## RECORD SET
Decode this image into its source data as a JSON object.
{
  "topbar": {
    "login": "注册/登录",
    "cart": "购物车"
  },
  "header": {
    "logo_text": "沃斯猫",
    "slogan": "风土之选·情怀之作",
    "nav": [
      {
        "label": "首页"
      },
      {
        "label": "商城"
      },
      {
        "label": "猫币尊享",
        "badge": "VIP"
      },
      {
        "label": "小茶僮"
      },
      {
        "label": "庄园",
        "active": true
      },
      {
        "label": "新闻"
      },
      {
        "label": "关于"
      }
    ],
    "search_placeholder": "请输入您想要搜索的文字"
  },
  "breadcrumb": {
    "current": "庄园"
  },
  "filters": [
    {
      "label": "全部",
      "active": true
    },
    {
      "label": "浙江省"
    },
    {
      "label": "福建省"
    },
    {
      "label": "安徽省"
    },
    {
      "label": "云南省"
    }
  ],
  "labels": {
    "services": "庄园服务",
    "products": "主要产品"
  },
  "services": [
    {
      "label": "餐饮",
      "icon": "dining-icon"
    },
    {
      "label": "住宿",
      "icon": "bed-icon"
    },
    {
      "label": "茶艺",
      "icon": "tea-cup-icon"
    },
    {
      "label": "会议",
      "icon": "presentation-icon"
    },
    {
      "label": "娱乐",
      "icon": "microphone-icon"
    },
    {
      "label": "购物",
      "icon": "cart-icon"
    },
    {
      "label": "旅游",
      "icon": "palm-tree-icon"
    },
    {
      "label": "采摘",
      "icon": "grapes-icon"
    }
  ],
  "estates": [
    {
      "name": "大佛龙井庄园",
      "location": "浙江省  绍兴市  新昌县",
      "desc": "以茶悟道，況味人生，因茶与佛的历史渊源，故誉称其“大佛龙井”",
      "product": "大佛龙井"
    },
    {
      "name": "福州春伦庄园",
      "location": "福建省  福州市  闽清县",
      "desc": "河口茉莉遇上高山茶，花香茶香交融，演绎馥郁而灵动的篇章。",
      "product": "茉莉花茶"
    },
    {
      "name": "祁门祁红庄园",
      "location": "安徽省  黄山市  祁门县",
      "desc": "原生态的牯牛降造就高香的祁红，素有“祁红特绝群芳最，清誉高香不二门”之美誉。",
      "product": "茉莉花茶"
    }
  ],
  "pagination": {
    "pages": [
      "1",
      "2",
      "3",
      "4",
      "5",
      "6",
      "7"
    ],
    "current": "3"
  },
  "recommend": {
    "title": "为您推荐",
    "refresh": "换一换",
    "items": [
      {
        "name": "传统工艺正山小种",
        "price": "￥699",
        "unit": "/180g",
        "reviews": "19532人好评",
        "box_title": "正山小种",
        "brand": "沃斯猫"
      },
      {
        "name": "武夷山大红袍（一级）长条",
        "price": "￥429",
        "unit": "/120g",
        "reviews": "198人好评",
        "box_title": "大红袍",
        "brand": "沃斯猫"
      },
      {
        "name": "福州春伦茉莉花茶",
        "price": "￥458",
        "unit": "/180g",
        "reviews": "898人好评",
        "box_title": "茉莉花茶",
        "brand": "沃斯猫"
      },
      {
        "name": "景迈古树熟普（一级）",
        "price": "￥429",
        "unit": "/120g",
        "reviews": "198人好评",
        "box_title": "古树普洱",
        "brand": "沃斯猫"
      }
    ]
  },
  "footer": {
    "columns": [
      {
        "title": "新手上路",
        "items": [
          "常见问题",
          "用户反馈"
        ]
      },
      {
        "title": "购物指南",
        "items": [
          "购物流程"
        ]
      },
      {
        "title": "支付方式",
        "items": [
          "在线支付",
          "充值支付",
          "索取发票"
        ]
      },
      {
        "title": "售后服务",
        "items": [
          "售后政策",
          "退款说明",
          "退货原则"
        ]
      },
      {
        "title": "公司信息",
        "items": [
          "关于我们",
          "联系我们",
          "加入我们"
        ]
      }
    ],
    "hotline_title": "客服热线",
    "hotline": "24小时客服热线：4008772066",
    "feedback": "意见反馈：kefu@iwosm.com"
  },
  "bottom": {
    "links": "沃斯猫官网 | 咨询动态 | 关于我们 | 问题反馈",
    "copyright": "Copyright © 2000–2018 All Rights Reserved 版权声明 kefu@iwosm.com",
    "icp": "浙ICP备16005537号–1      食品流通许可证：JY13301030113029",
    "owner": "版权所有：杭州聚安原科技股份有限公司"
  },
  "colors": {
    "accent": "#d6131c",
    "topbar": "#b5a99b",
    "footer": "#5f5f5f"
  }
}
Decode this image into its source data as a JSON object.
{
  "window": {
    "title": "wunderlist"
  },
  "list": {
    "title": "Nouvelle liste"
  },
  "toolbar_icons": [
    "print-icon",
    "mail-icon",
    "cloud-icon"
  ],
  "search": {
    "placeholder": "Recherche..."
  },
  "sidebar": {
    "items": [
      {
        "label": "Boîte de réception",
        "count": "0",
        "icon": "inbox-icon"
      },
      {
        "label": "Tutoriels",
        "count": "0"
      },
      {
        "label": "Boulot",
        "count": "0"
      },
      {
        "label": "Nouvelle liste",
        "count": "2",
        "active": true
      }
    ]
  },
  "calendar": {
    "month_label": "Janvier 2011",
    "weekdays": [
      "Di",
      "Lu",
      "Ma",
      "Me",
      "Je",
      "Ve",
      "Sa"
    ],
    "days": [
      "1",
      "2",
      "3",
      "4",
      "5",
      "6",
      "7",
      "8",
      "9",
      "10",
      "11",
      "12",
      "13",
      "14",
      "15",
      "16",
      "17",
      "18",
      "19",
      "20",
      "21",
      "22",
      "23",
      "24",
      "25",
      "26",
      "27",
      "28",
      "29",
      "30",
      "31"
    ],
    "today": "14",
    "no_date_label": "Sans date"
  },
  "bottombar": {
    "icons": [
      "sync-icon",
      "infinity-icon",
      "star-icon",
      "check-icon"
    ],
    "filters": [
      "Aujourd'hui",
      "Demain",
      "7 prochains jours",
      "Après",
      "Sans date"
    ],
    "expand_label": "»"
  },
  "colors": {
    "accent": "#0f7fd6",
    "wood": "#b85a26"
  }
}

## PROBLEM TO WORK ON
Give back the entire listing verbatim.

## EXERCISE OUTPUT
Decode this image into its source data as a JSON object.
{
  "topbar": {
    "login": "注册/登录",
    "cart": "购物车"
  },
  "header": {
    "logo_text": "沃斯猫",
    "slogan": "风土之选·情怀之作",
    "nav": [
      {
        "label": "首页"
      },
      {
        "label": "商城"
      },
      {
        "label": "猫币尊享",
        "badge": "VIP"
      },
      {
        "label": "小茶僮"
      },
      {
        "label": "庄园",
        "active": true
      },
      {
        "label": "新闻"
      },
      {
        "label": "关于"
      }
    ],
    "search_placeholder": "请输入您想要搜索的文字"
  },
  "breadcrumb": {
    "current": "庄园"
  },
  "filters": [
    {
      "label": "全部",
      "active": true
    },
    {
      "label": "浙江省"
    },
    {
      "label": "福建省"
    },
    {
      "label": "安徽省"
    },
    {
      "label": "云南省"
    }
  ],
  "labels": {
    "services": "庄园服务",
    "products": "主要产品"
  },
  "services": [
    {
      "label": "餐饮",
      "icon": "dining-icon"
    },
    {
      "label": "住宿",
      "icon": "bed-icon"
    },
    {
      "label": "茶艺",
      "icon": "tea-cup-icon"
    },
    {
      "label": "会议",
      "icon": "presentation-icon"
    },
    {
      "label": "娱乐",
      "icon": "microphone-icon"
    },
    {
      "label": "购物",
      "icon": "cart-icon"
    },
    {
      "label": "旅游",
      "icon": "palm-tree-icon"
    },
    {
      "label": "采摘",
      "icon": "grapes-icon"
    }
  ],
  "estates": [
    {
      "name": "大佛龙井庄园",
      "location": "浙江省  绍兴市  新昌县",
      "desc": "以茶悟道，況味人生，因茶与佛的历史渊源，故誉称其“大佛龙井”",
      "product": "大佛龙井"
    },
    {
      "name": "福州春伦庄园",
      "location": "福建省  福州市  闽清县",
      "desc": "河口茉莉遇上高山茶，花香茶香交融，演绎馥郁而灵动的篇章。",
      "product": "茉莉花茶"
    },
    {
      "name": "祁门祁红庄园",
      "location": "安徽省  黄山市  祁门县",
      "desc": "原生态的牯牛降造就高香的祁红，素有“祁红特绝群芳最，清誉高香不二门”之美誉。",
      "product": "茉莉花茶"
    }
  ],
  "pagination": {
    "pages": [
      "1",
      "2",
      "3",
      "4",
      "5",
      "6",
      "7"
    ],
    "current": "3"
  },
  "recommend": {
    "title": "为您推荐",
    "refresh": "换一换",
    "items": [
      {
        "name": "传统工艺正山小种",
        "price": "￥699",
        "unit": "/180g",
        "reviews": "19532人好评",
        "box_title": "正山小种",
        "brand": "沃斯猫"
      },
      {
        "name": "武夷山大红袍（一级）长条",
        "price": "￥429",
        "unit": "/120g",
        "reviews": "198人好评",
        "box_title": "大红袍",
        "brand": "沃斯猫"
      },
      {
        "name": "福州春伦茉莉花茶",
        "price": "￥458",
        "unit": "/180g",
        "reviews": "898人好评",
        "box_title": "茉莉花茶",
        "brand": "沃斯猫"
      },
      {
        "name": "景迈古树熟普（一级）",
        "price": "￥429",
        "unit": "/120g",
        "reviews": "198人好评",
        "box_title": "古树普洱",
        "brand": "沃斯猫"
      }
    ]
  },
  "footer": {
    "columns": [
      {
        "title": "新手上路",
        "items": [
          "常见问题",
          "用户反馈"
        ]
      },
      {
        "title": "购物指南",
        "items": [
          "购物流程"
        ]
      },
      {
        "title": "支付方式",
        "items": [
          "在线支付",
          "充值支付",
          "索取发票"
        ]
      },
      {
        "title": "售后服务",
        "items": [
          "售后政策",
          "退款说明",
          "退货原则"
        ]
      },
      {
        "title": "公司信息",
        "items": [
          "关于我们",
          "联系我们",
          "加入我们"
        ]
      }
    ],
    "hotline_title": "客服热线",
    "hotline": "24小时客服热线：4008772066",
    "feedback": "意见反馈：kefu@iwosm.com"
  },
  "bottom": {
    "links": "沃斯猫官网 | 咨询动态 | 关于我们 | 问题反馈",
    "copyright": "Copyright © 2000–2018 All Rights Reserved 版权声明 kefu@iwosm.com",
    "icp": "浙ICP备16005537号–1      食品流通许可证：JY13301030113029",
    "owner": "版权所有：杭州聚安原科技股份有限公司"
  },
  "colors": {
    "accent": "#d6131c",
    "topbar": "#b5a99b",
    "footer": "#5f5f5f"
  }
}
Decode this image into its source data as a JSON object.
{
  "window": {
    "title": "wunderlist"
  },
  "list": {
    "title": "Nouvelle liste"
  },
  "toolbar_icons": [
    "print-icon",
    "mail-icon",
    "cloud-icon"
  ],
  "search": {
    "placeholder": "Recherche..."
  },
  "sidebar": {
    "items": [
      {
        "label": "Boîte de réception",
        "count": "0",
        "icon": "inbox-icon"
      },
      {
        "label": "Tutoriels",
        "count": "0"
      },
      {
        "label": "Boulot",
        "count": "0"
      },
      {
        "label": "Nouvelle liste",
        "count": "2",
        "active": true
      }
    ]
  },
  "calendar": {
    "month_label": "Janvier 2011",
    "weekdays": [
      "Di",
      "Lu",
      "Ma",
      "Me",
      "Je",
      "Ve",
      "Sa"
    ],
    "days": [
      "1",
      "2",
      "3",
      "4",
      "5",
      "6",
      "7",
      "8",
      "9",
      "10",
      "11",
      "12",
      "13",
      "14",
      "15",
      "16",
      "17",
      "18",
      "19",
      "20",
      "21",
      "22",
      "23",
      "24",
      "25",
      "26",
      "27",
      "28",
      "29",
      "30",
      "31"
    ],
    "today": "14",
    "no_date_label": "Sans date"
  },
  "bottombar": {
    "icons": [
      "sync-icon",
      "infinity-icon",
      "star-icon",
      "check-icon"
    ],
    "filters": [
      "Aujourd'hui",
      "Demain",
      "7 prochains jours",
      "Après",
      "Sans date"
    ],
    "expand_label": "»"
  },
  "colors": {
    "accent": "#0f7fd6",
    "wood": "#b85a26"
  }
}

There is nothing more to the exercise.